Continuing their united front, the soloists introduce the gorgeous song of the “Romanze” in unison octaves (violin in its low register), with orchestral strings adding harmonic richness. Woodwinds later intone a serene chorale, which, as the movement progresses, alternates with the soloists’ increasingly elaborate ruminations on the song. In the reprise, violin and cello sing only the first part of the song, then recall past musings, after which an exquisitely dreamy passage draws the movement to a peaceful finish. 

Cello and violin take the lead again to present the recurring theme of the third movement, which Brahms laces with elements of the “style hongrois” (Hungarian-Romani style)—a nod to Joachim’s heritage. The tune sounds delicate, slightly melancholy at first, but attains confidence when the orchestra takes it up. With subsequent returns, the soloists exchange its phrases, adding embellishments and flourishes. By contrast, the second theme is robust and boisterous, featuring resonant double stops, as does the assertive melody appearing mid-movement; with its juxtaposition of snappy and fluid rhythms, the “style hongrois” is most obvious here. In the epilogue following the reprise of the first two themes, the soloists trade gossamer arpeggios, extending to new heights in a soaring phrase. Finally, they merge once more in unison octaves to proclaim a transfigured version of the main theme and end the movement in triumphant joy. 

Program note by Hannah Chan-Hartley, PhD 


  • Conductor Alexander Shelley
  • isata-kanneh-mason
    Piano Isata Kanneh-Mason
  • Violin James Ehnes
  • Cello Nicolas Altstaedt
  • midori-marsh-headshot-1-scaled-e1654794134734-cropped
    soprano Midori Marsh
  • Mezzo-Soprano Alex Hetherington
  • Composer Sarah Slean
  • livingstoncsmall-1.1-cropped
    Composer Cecilia Livingston


NAC Orchestra

First Violins  
Yosuke Kawasaki (concertmaster) 
Jessica Linnebach (associate concertmaster) 
Noémi Racine Gaudreault (assistant concertmaster) 
Jeremy Mastrangelo 
Emily Westell 
Zhengdong Liang 
Manuela Milani 
**Marjolaine Lambert 
*Martine Dubé 
*Erica Miller 
*Andréa Armijo Fortin 
*Oleg Chelpanov 
*Renée London 

Second Violins 
*John Marcus (guest principal) 
Emily Kruspe 
Frédéric Moisan 
Carissa Klopoushak 
Winston Webber 
Leah Roseman 
Mark Friedman 
Karoly Sziladi 
**Edvard Skerjanc 
*Heather Schnarr 
*Sara Mastrangelo 
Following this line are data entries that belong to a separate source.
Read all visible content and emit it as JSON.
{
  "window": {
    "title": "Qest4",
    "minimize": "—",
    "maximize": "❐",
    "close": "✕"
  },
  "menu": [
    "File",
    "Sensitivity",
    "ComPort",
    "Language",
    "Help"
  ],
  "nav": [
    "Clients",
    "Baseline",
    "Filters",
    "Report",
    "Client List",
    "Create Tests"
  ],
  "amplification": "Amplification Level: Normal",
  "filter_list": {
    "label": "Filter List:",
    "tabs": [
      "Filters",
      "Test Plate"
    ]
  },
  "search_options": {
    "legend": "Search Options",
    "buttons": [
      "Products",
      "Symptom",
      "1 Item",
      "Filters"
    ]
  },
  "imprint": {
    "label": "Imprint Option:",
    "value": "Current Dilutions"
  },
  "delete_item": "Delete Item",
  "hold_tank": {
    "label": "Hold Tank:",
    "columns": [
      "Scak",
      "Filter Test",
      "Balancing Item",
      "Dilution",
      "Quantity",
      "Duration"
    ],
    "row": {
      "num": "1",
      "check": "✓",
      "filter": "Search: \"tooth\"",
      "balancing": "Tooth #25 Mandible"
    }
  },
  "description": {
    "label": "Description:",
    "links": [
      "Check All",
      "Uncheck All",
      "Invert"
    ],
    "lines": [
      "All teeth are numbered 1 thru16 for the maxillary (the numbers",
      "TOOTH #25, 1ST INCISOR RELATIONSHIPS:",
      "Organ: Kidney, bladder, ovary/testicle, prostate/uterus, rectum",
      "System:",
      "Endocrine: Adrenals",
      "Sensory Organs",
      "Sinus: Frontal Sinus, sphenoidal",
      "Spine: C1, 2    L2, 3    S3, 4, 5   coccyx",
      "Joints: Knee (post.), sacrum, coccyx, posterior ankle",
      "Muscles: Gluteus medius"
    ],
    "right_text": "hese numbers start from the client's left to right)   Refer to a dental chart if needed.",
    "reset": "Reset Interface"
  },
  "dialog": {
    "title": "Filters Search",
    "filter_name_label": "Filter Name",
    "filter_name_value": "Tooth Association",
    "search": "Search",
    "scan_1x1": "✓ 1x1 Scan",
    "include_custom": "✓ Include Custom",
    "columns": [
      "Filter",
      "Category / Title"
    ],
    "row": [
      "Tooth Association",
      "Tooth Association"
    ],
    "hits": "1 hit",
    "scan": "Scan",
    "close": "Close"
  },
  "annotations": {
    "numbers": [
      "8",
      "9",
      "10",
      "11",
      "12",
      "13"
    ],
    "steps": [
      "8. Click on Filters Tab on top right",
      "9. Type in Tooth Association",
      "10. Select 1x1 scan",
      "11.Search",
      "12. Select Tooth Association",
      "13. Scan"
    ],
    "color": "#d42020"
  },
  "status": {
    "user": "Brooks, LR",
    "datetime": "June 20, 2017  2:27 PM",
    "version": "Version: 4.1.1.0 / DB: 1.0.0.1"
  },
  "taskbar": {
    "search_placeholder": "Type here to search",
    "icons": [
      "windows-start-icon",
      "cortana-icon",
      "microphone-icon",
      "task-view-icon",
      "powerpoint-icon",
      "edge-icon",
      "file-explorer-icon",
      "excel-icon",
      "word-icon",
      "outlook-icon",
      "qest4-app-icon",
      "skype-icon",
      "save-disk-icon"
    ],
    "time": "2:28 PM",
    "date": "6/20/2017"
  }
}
Jethro Marks (principal) 
David Marks (associate principal) 
David Goldblatt (assistant principal) 
Tovin Allers 
David Thies-Thompson 
Paul Casey 
*Sonya Probst 

Rachel Mercer (principal) 
**Julia MacLaine (assistant principal) 
Leah Wyber 
Marc-André Riberdy 
Timothy McCoy 
*Karen Kang 
*Desiree Abbey 
*Daniel Parker 

Double Basses 
Max Cardilli (assistant principal) 
Vincent Gendron 
Marjolaine Fournier 
*Paul Mach 
*Doug Ohashi 

Joanna G'froerer (principal) 
Stephanie Morin 

Charles Hamann (principal) 
Anna Petersen 

English Horn 
Anna Petersen 

Kimball Sykes (principal) 
Sean Rice 

Darren Hicks (principal) 
Vincent Parizeau 

*Spencer Park (guest principal) 
Julie Fauteux (associate principal) 
Lawrence Vine 
Lauren Anker 
Louis-Pierre Bergeron 

Karen Donnelly (principal) 
Steven van Gulik 

*Steve Dyer (guest principal) 

*Simón Gómez (guest principal)

Jonathan Wade 

Principal Librarian 
Nancy Elbeck 

Assistant Librarian 
Corey Rempel 

Personnel Manager 
Meiko Lydall 

Orchestra Personnel Coordinator 
Laurie Shannon 

*Additional musicians 
**On leave 

International Alliance of Theatrical Stage Employees